_WORK REQUEST_
Whenever a line of the data below holds the string "subtitle", copy that line.

──────── EXERCISE DATA

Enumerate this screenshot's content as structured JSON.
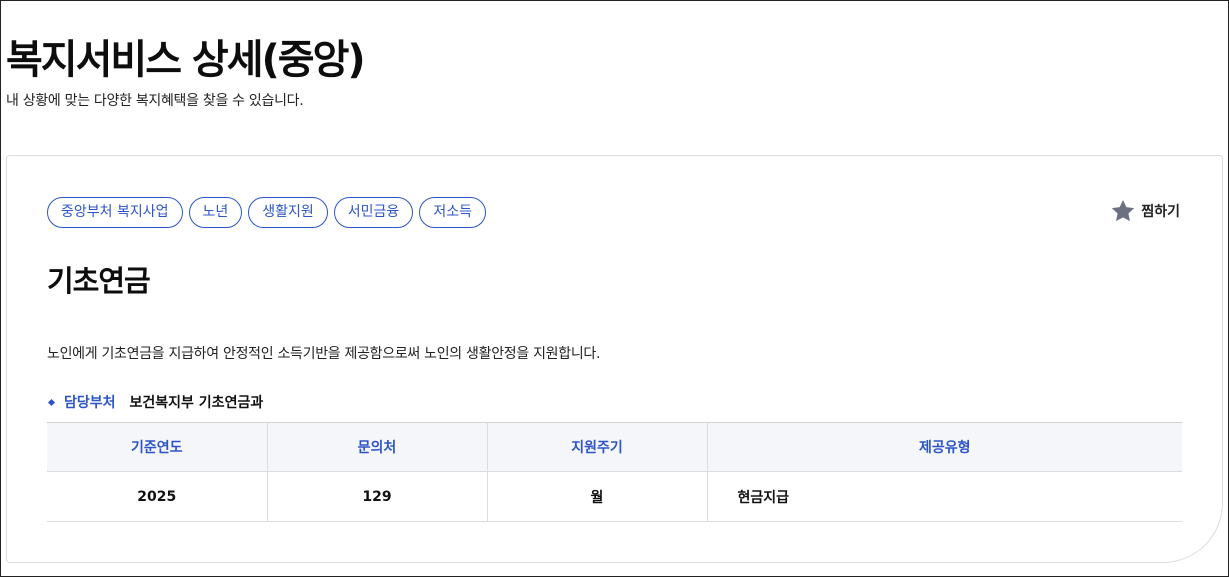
{
  "header": {
    "title": "복지서비스 상세(중앙)",
    "subtitle": "내 상황에 맞는 다양한 복지혜택을 찾을 수 있습니다."
  },
  "service": {
    "tags": [
      "중앙부처 복지사업",
      "노년",
      "생활지원",
      "서민금융",
      "저소득"
    ],
    "bookmark_label": "찜하기",
    "bookmark_icon": "star-icon",
    "title": "기초연금",
    "description": "노인에게 기초연금을 지급하여 안정적인 소득기반을 제공함으로써 노인의 생활안정을 지원합니다.",
    "department": {
      "label": "담당부처",
      "value": "보건복지부 기초연금과"
    },
    "table": {
      "headers": [
        "기준연도",
        "문의처",
        "지원주기",
        "제공유형"
      ],
      "row": [
        "2025",
        "129",
        "월",
        "현금지급"
      ]
    }
  },
  "colors": {
    "accent": "#2e55c7",
    "table_header_bg": "#f4f6fa",
    "star": "#6b7180"
  }
}
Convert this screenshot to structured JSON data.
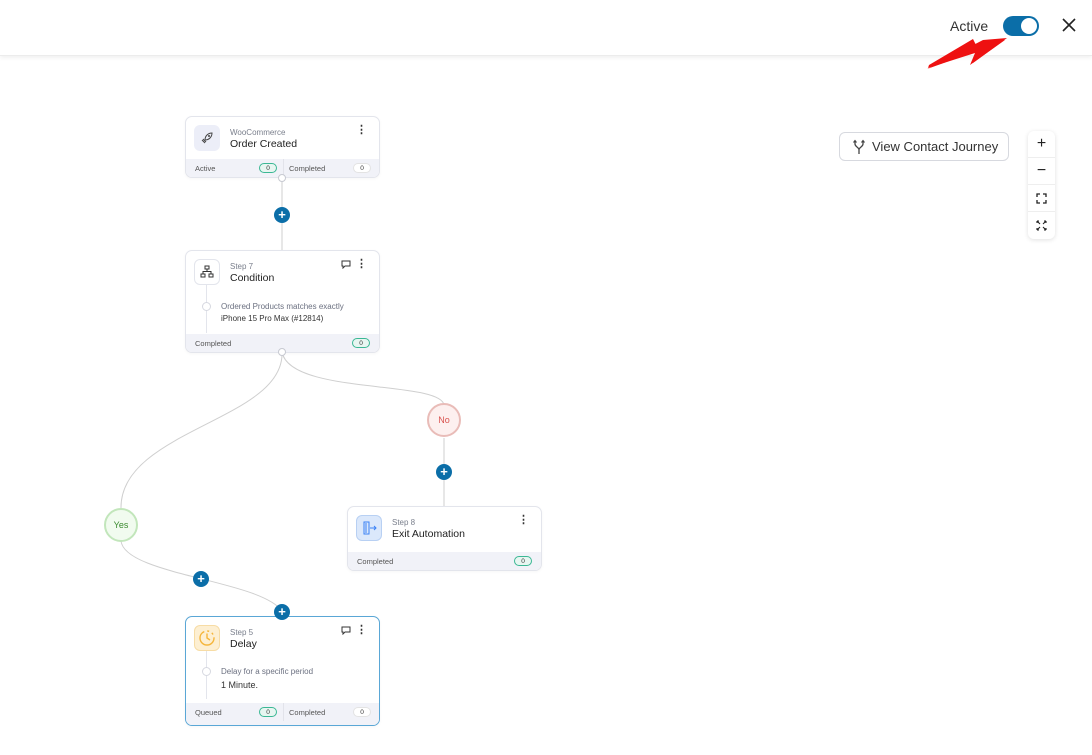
{
  "header": {
    "active_label": "Active",
    "toggle_on": true,
    "close_icon": "close-icon"
  },
  "colors": {
    "accent": "#0b6ea8",
    "yes": "#3a8a2f",
    "no": "#d9534f",
    "annotation_arrow": "#ee1111"
  },
  "toolbar": {
    "journey_label": "View Contact Journey",
    "journey_icon": "branch-merge-icon",
    "zoom_in": "+",
    "zoom_out": "−",
    "fit_icon": "fit-screen-icon",
    "fullscreen_icon": "fullscreen-icon"
  },
  "nodes": {
    "trigger": {
      "subtitle": "WooCommerce",
      "title": "Order Created",
      "icon": "rocket-icon",
      "stats": [
        {
          "label": "Active",
          "value": "0"
        },
        {
          "label": "Completed",
          "value": "0"
        }
      ]
    },
    "condition": {
      "subtitle": "Step 7",
      "title": "Condition",
      "icon": "sitemap-icon",
      "rule_label": "Ordered Products matches exactly",
      "rule_value": "iPhone 15 Pro Max (#12814)",
      "stats": [
        {
          "label": "Completed",
          "value": "0"
        }
      ]
    },
    "exit": {
      "subtitle": "Step 8",
      "title": "Exit Automation",
      "icon": "exit-door-icon",
      "stats": [
        {
          "label": "Completed",
          "value": "0"
        }
      ]
    },
    "delay": {
      "subtitle": "Step 5",
      "title": "Delay",
      "icon": "clock-icon",
      "rule_label": "Delay for a specific period",
      "rule_value": "1 Minute.",
      "stats": [
        {
          "label": "Queued",
          "value": "0"
        },
        {
          "label": "Completed",
          "value": "0"
        }
      ]
    }
  },
  "branches": {
    "yes": "Yes",
    "no": "No"
  },
  "add_step_symbol": "+"
}
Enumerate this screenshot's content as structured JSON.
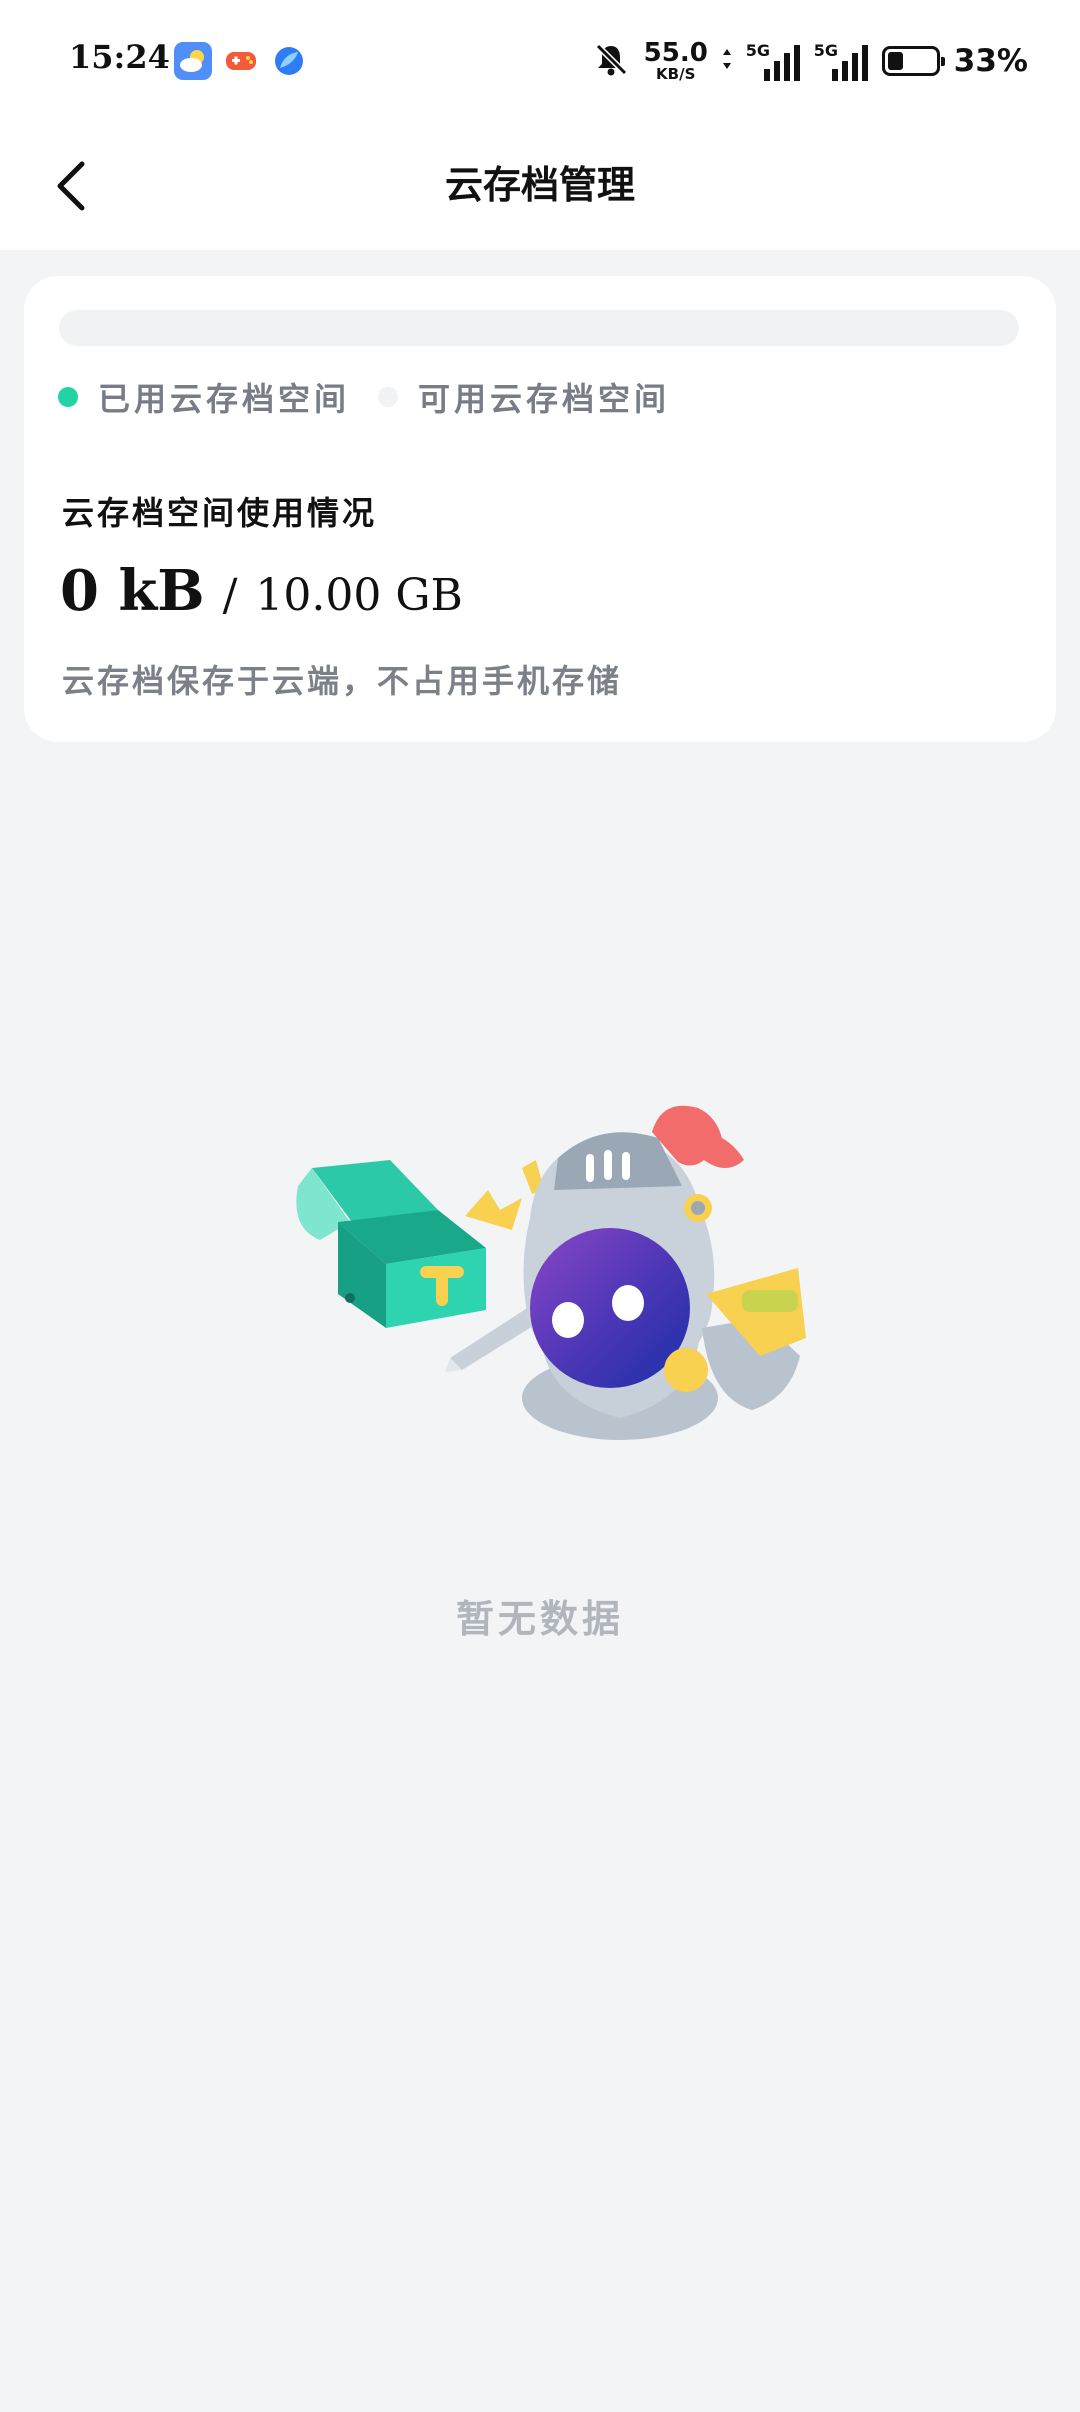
{
  "status_bar": {
    "time": "15:24",
    "network_speed_value": "55.0",
    "network_speed_unit": "KB/S",
    "signal_1_label": "5G",
    "signal_2_label": "5G",
    "battery_percent": "33%",
    "battery_level": 0.33,
    "icons": [
      "weather-app-icon",
      "game-center-icon",
      "browser-icon",
      "mute-bell-icon"
    ]
  },
  "header": {
    "title": "云存档管理",
    "back_icon": "chevron-left-icon"
  },
  "storage_card": {
    "usage_fraction": 0,
    "legend_used_label": "已用云存档空间",
    "legend_available_label": "可用云存档空间",
    "section_title": "云存档空间使用情况",
    "used_value": "0 kB",
    "separator": "/",
    "total_value": "10.00 GB",
    "note": "云存档保存于云端，不占用手机存储"
  },
  "empty_state": {
    "illustration": "knight-with-treasure-chest",
    "text": "暂无数据"
  },
  "colors": {
    "used": "#22d3a3",
    "available": "#f1f2f4",
    "background": "#f3f4f6",
    "card": "#ffffff"
  }
}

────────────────

_SOLUTION TO THIS EXERCISE_
    "subtitle": "내 상황에 맞는 다양한 복지혜택을 찾을 수 있습니다."
      "subtitle": "WooCommerce",
      "subtitle": "Step 7",
      "subtitle": "Step 8",
      "subtitle": "Step 5",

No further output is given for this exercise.